An Iraqi worker operates valves at the Nahran Omar oil refinery near the city of Basra, southeast of Baghdad, Iraq.
The Pentagon can't properly account for most of the $9.1 billion meant to rebuild Iraq that the department was given responsibility for, according to a new report from the special inspector general who polices the spending of these funds.
The report doesn't suggest that all $8.7 billion in the Development Fund for Iraq wasn't spent the way that it was intended, though it strains credulity to believe it all was.
But the report is pretty clear that the Pentagon never put in place the sort of management controls it should have to properly account for the funds in its care. As the report suggests, money could have been stolen or misused without the Pentagon's knowledge because of its weak controls.
The money in the account comes from Iraqi oil revenues and confiscated financial accounts like those once belonging to Saddam Hussein or his sons.
An excerpt from the report's executive summary:
Weaknesses in DoD’s financial and management controls left it unable to properly account for $8.7 billion of the $9.1 billion in DFI funds it received for reconstruction activities in Iraq. This situation occurred because most DoD organizations receiving DFI funds did not establish the required Department of the Treasury accounts and no DoD organization was designated as the executive agent for managing the use of DFI funds.
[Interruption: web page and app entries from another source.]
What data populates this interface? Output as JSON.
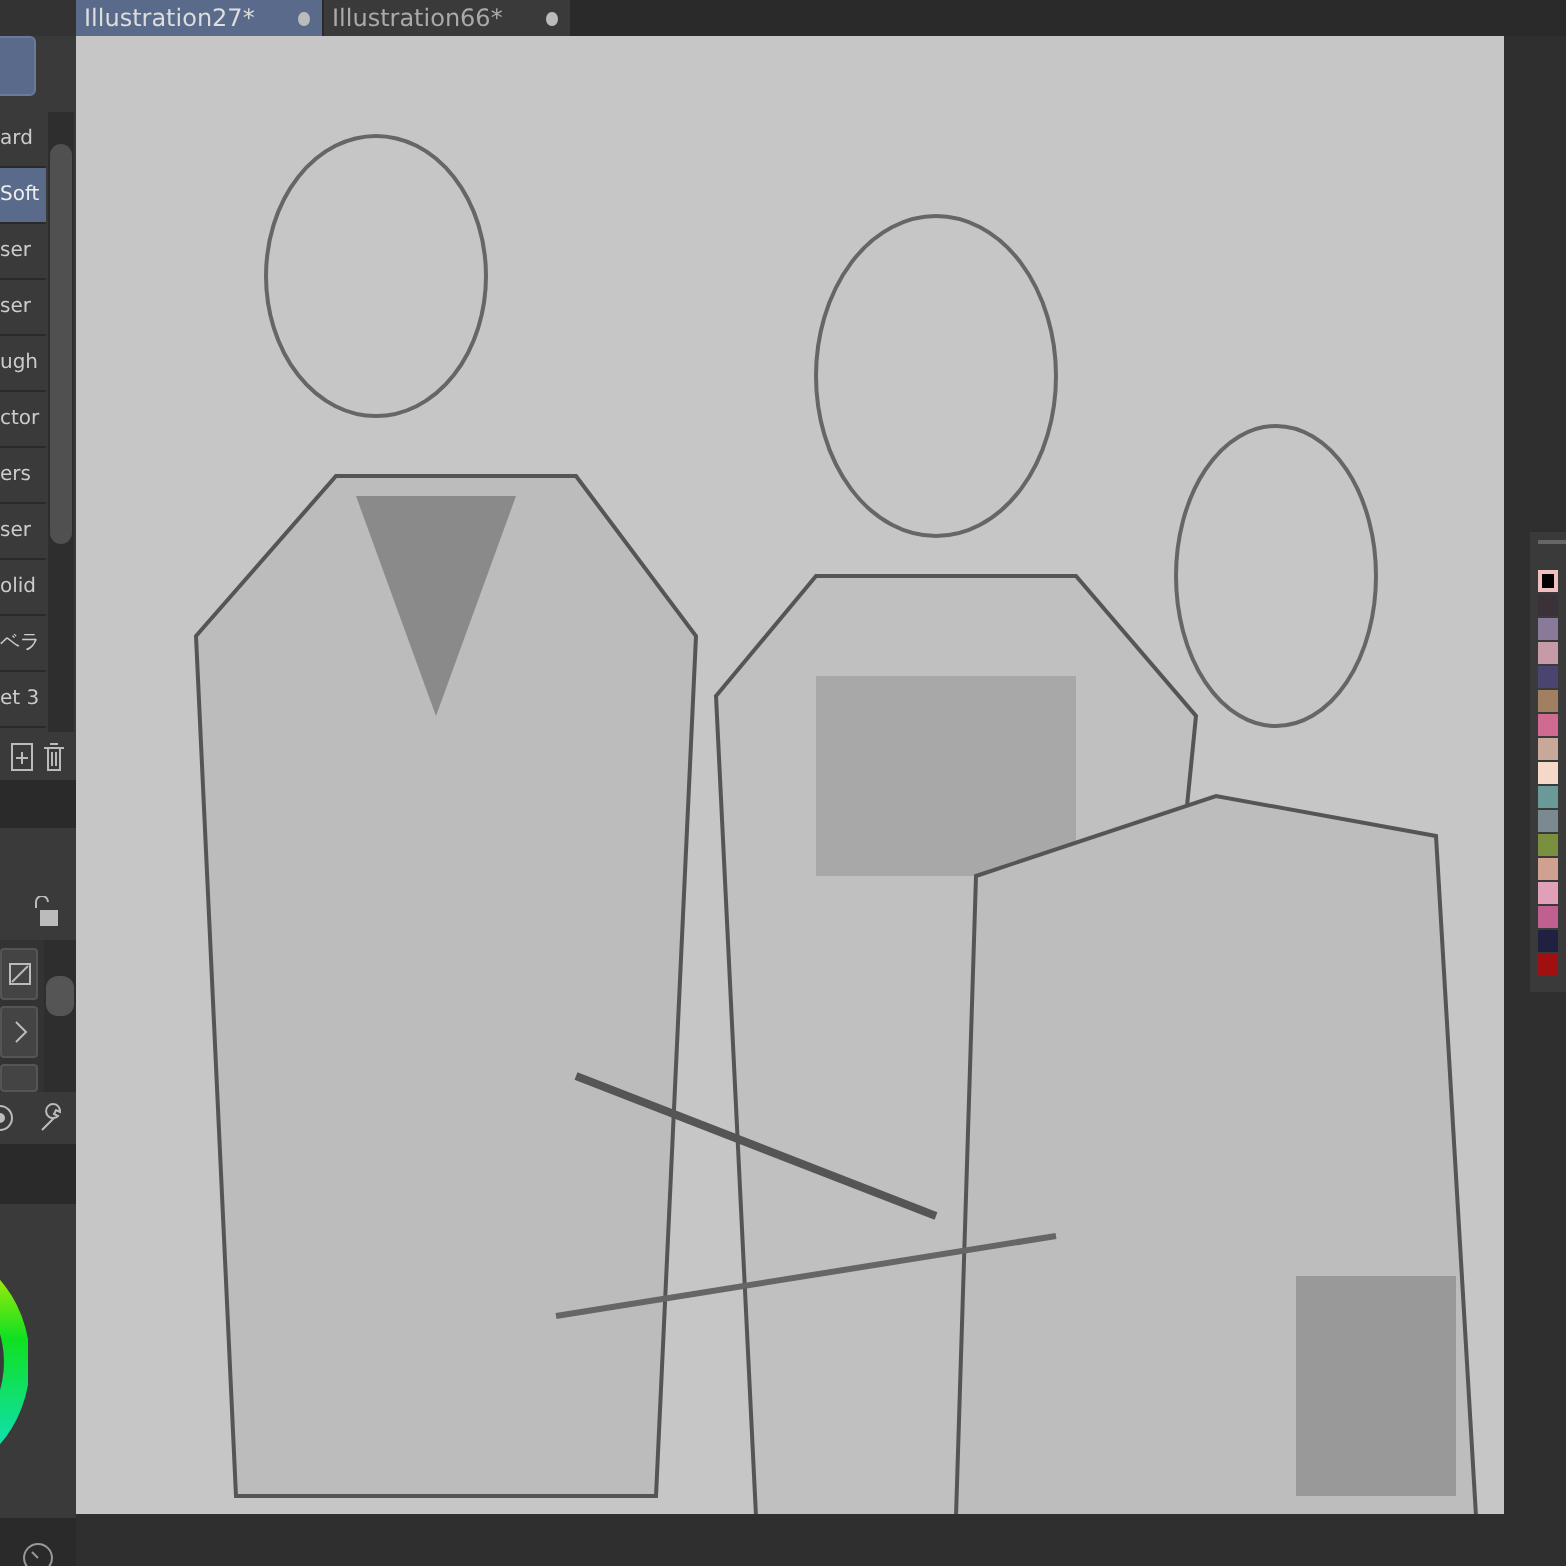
{
  "tabs": [
    {
      "label": "Illustration27*",
      "selected": true
    },
    {
      "label": "Illustration66*",
      "selected": false
    }
  ],
  "brushes": [
    {
      "label": "ard",
      "selected": false
    },
    {
      "label": "Soft",
      "selected": true
    },
    {
      "label": "ser",
      "selected": false
    },
    {
      "label": "ser",
      "selected": false
    },
    {
      "label": "ugh",
      "selected": false
    },
    {
      "label": "ctor",
      "selected": false
    },
    {
      "label": "ers",
      "selected": false
    },
    {
      "label": "ser",
      "selected": false
    },
    {
      "label": "olid",
      "selected": false
    },
    {
      "label": "ベラ",
      "selected": false
    },
    {
      "label": "et 3",
      "selected": false
    }
  ],
  "palette": [
    {
      "color": "#000000",
      "selected": true
    },
    {
      "color": "#3a3238",
      "selected": false
    },
    {
      "color": "#8a7a9a",
      "selected": false
    },
    {
      "color": "#c79aa8",
      "selected": false
    },
    {
      "color": "#4a4470",
      "selected": false
    },
    {
      "color": "#a08060",
      "selected": false
    },
    {
      "color": "#d06a90",
      "selected": false
    },
    {
      "color": "#c8a898",
      "selected": false
    },
    {
      "color": "#f6d8c8",
      "selected": false
    },
    {
      "color": "#6a9a98",
      "selected": false
    },
    {
      "color": "#7a8a90",
      "selected": false
    },
    {
      "color": "#7a9040",
      "selected": false
    },
    {
      "color": "#d0a090",
      "selected": false
    },
    {
      "color": "#e0a0b8",
      "selected": false
    },
    {
      "color": "#c06090",
      "selected": false
    },
    {
      "color": "#202040",
      "selected": false
    },
    {
      "color": "#a01010",
      "selected": false
    }
  ]
}
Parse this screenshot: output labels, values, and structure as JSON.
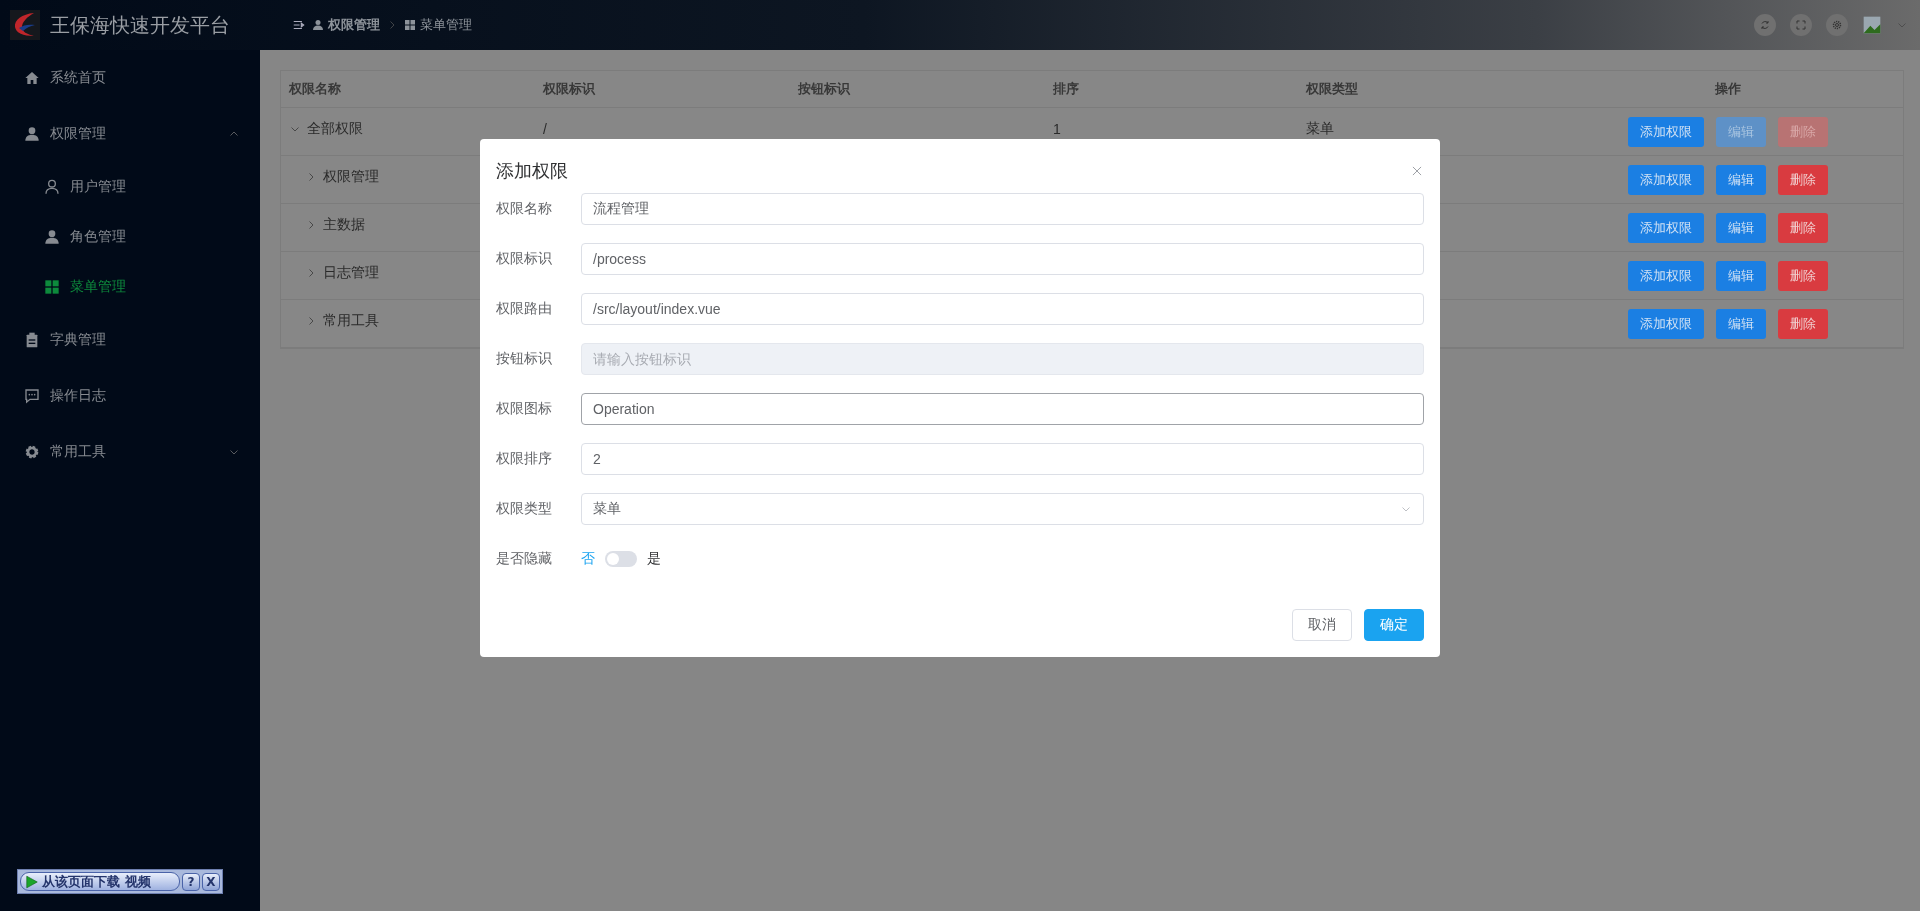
{
  "header": {
    "title": "王保海快速开发平台",
    "breadcrumb": [
      {
        "label": "权限管理"
      },
      {
        "label": "菜单管理"
      }
    ]
  },
  "sidebar": {
    "items": [
      {
        "label": "系统首页",
        "selected": false
      },
      {
        "label": "权限管理",
        "selected": false,
        "expanded": true,
        "children": [
          {
            "label": "用户管理",
            "selected": false
          },
          {
            "label": "角色管理",
            "selected": false
          },
          {
            "label": "菜单管理",
            "selected": true
          }
        ]
      },
      {
        "label": "字典管理",
        "selected": false
      },
      {
        "label": "操作日志",
        "selected": false
      },
      {
        "label": "常用工具",
        "selected": false,
        "expanded": false
      }
    ]
  },
  "table": {
    "columns": [
      "权限名称",
      "权限标识",
      "按钮标识",
      "排序",
      "权限类型",
      "操作"
    ],
    "rows": [
      {
        "name": "全部权限",
        "identifier": "/",
        "order": "1",
        "type": "菜单",
        "expanded": true,
        "actions": [
          {
            "label": "添加权限",
            "kind": "add",
            "disabled": false
          },
          {
            "label": "编辑",
            "kind": "edit",
            "disabled": true
          },
          {
            "label": "删除",
            "kind": "delete",
            "disabled": true
          }
        ],
        "children": [
          {
            "name": "权限管理",
            "expanded": false,
            "actions": [
              {
                "label": "添加权限",
                "kind": "add",
                "disabled": false
              },
              {
                "label": "编辑",
                "kind": "edit",
                "disabled": false
              },
              {
                "label": "删除",
                "kind": "delete",
                "disabled": false
              }
            ]
          },
          {
            "name": "主数据",
            "expanded": false,
            "actions": [
              {
                "label": "添加权限",
                "kind": "add",
                "disabled": false
              },
              {
                "label": "编辑",
                "kind": "edit",
                "disabled": false
              },
              {
                "label": "删除",
                "kind": "delete",
                "disabled": false
              }
            ]
          },
          {
            "name": "日志管理",
            "expanded": false,
            "actions": [
              {
                "label": "添加权限",
                "kind": "add",
                "disabled": false
              },
              {
                "label": "编辑",
                "kind": "edit",
                "disabled": false
              },
              {
                "label": "删除",
                "kind": "delete",
                "disabled": false
              }
            ]
          },
          {
            "name": "常用工具",
            "expanded": false,
            "actions": [
              {
                "label": "添加权限",
                "kind": "add",
                "disabled": false
              },
              {
                "label": "编辑",
                "kind": "edit",
                "disabled": false
              },
              {
                "label": "删除",
                "kind": "delete",
                "disabled": false
              }
            ]
          }
        ]
      }
    ]
  },
  "dialog": {
    "title": "添加权限",
    "fields": [
      {
        "kind": "text",
        "label": "权限名称",
        "value": "流程管理",
        "disabled": false,
        "focused": false
      },
      {
        "kind": "text",
        "label": "权限标识",
        "value": "/process",
        "disabled": false,
        "focused": false
      },
      {
        "kind": "text",
        "label": "权限路由",
        "value": "/src/layout/index.vue",
        "disabled": false,
        "focused": false
      },
      {
        "kind": "text",
        "label": "按钮标识",
        "placeholder": "请输入按钮标识",
        "disabled": true,
        "focused": false
      },
      {
        "kind": "text",
        "label": "权限图标",
        "value": "Operation",
        "disabled": false,
        "focused": true
      },
      {
        "kind": "text",
        "label": "权限排序",
        "value": "2",
        "disabled": false,
        "focused": false
      },
      {
        "kind": "select",
        "label": "权限类型",
        "value": "菜单",
        "disabled": false,
        "focused": false
      },
      {
        "kind": "switch",
        "label": "是否隐藏",
        "off_label": "否",
        "on_label": "是",
        "on": false
      }
    ],
    "buttons": [
      {
        "label": "取消",
        "kind": "default"
      },
      {
        "label": "确定",
        "kind": "primary"
      }
    ]
  },
  "download_bar": {
    "label": "从该页面下载 视频",
    "help": "?",
    "close": "X"
  }
}
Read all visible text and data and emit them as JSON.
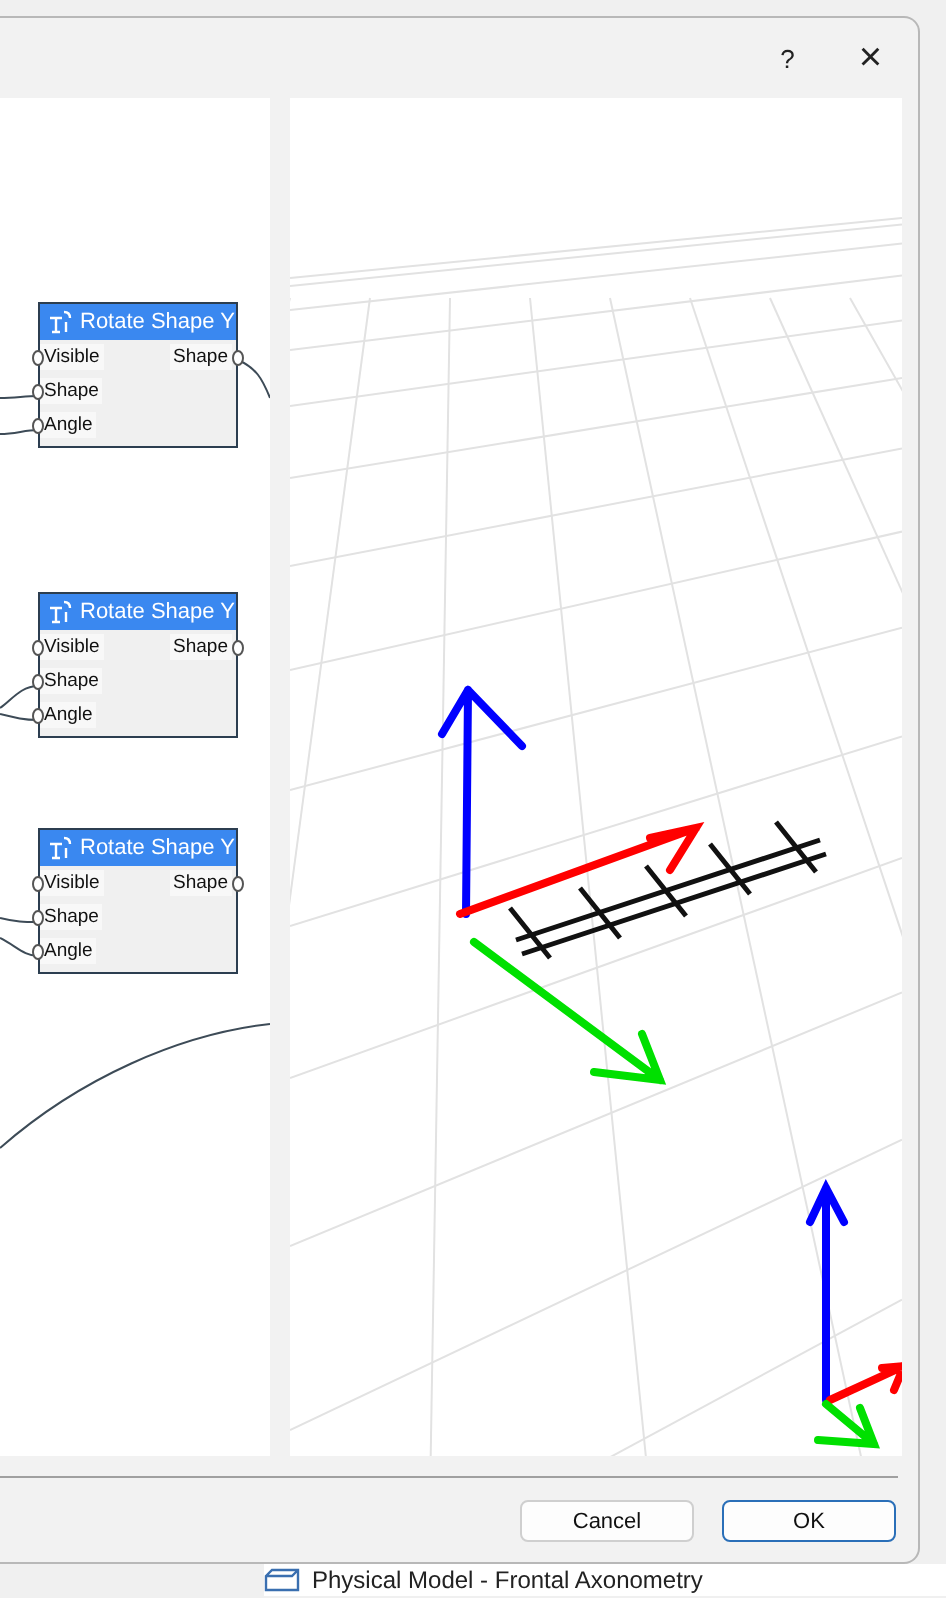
{
  "dialog": {
    "help_button": "?",
    "close_button": "×"
  },
  "nodes": [
    {
      "title": "Rotate Shape Y",
      "inputs": [
        "Visible",
        "Shape",
        "Angle"
      ],
      "output": "Shape"
    },
    {
      "title": "Rotate Shape Y",
      "inputs": [
        "Visible",
        "Shape",
        "Angle"
      ],
      "output": "Shape"
    },
    {
      "title": "Rotate Shape Y",
      "inputs": [
        "Visible",
        "Shape",
        "Angle"
      ],
      "output": "Shape"
    }
  ],
  "buttons": [
    {
      "label": "Cancel",
      "default": false
    },
    {
      "label": "OK",
      "default": true
    }
  ],
  "background_item": {
    "label": "Physical Model - Frontal Axonometry"
  }
}
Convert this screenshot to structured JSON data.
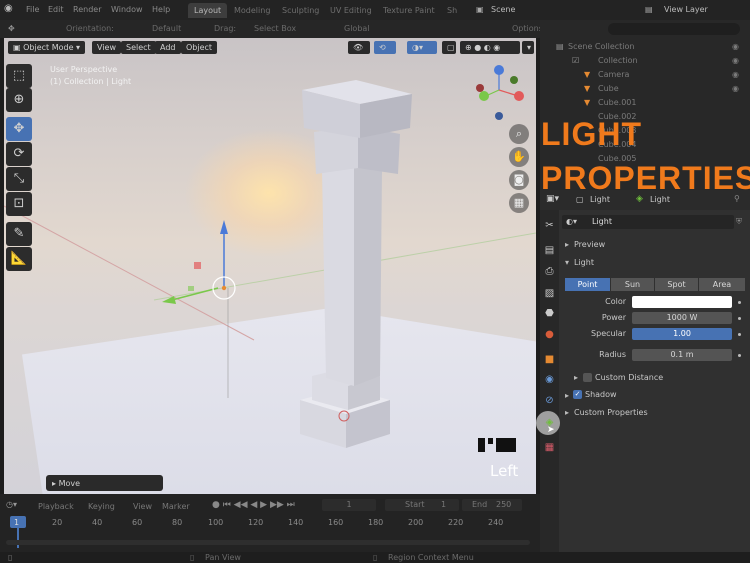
{
  "topbar": {
    "menus": [
      "File",
      "Edit",
      "Render",
      "Window",
      "Help"
    ],
    "tabs": [
      "Layout",
      "Modeling",
      "Sculpting",
      "UV Editing",
      "Texture Paint",
      "Sh"
    ],
    "scene": "Scene",
    "view_layer": "View Layer"
  },
  "toolbar2": {
    "orientation_label": "Orientation:",
    "orientation_value": "Default",
    "drag_label": "Drag:",
    "drag_value": "Select Box",
    "transform": "Global",
    "options": "Options"
  },
  "viewport": {
    "mode": "Object Mode",
    "menus": [
      "View",
      "Select",
      "Add",
      "Object"
    ],
    "perspective": "User Perspective",
    "collection": "(1) Collection | Light",
    "view_name": "Left",
    "move_panel": "Move"
  },
  "overlay": {
    "line1": "LIGHT",
    "line2": "PROPERTIES"
  },
  "outliner": {
    "root": "Scene Collection",
    "items": [
      "Collection",
      "Camera",
      "Cube",
      "Cube.001",
      "Cube.002",
      "Cube.003",
      "Cube.004",
      "Cube.005"
    ]
  },
  "props": {
    "header_object": "Light",
    "header_data": "Light",
    "datablock": "Light",
    "sections": {
      "preview": "Preview",
      "light": "Light",
      "custom_distance": "Custom Distance",
      "shadow": "Shadow",
      "custom_properties": "Custom Properties"
    },
    "light_types": [
      "Point",
      "Sun",
      "Spot",
      "Area"
    ],
    "fields": {
      "color_label": "Color",
      "power_label": "Power",
      "power_value": "1000 W",
      "specular_label": "Specular",
      "specular_value": "1.00",
      "radius_label": "Radius",
      "radius_value": "0.1 m"
    }
  },
  "timeline": {
    "menus": [
      "Playback",
      "Keying",
      "View",
      "Marker"
    ],
    "current_frame": "1",
    "start_label": "Start",
    "start_value": "1",
    "end_label": "End",
    "end_value": "250",
    "ticks": [
      "1",
      "20",
      "40",
      "60",
      "80",
      "100",
      "120",
      "140",
      "160",
      "180",
      "200",
      "220",
      "240"
    ]
  },
  "statusbar": {
    "pan": "Pan View",
    "context": "Region Context Menu"
  },
  "colors": {
    "accent": "#4772b3",
    "overlay_text": "#f07a1c",
    "object_orange": "#e58a32",
    "light_green": "#6fbf3c"
  }
}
The breakdown in controls left the funds vulnerable to inappropriate uses and undetected loss.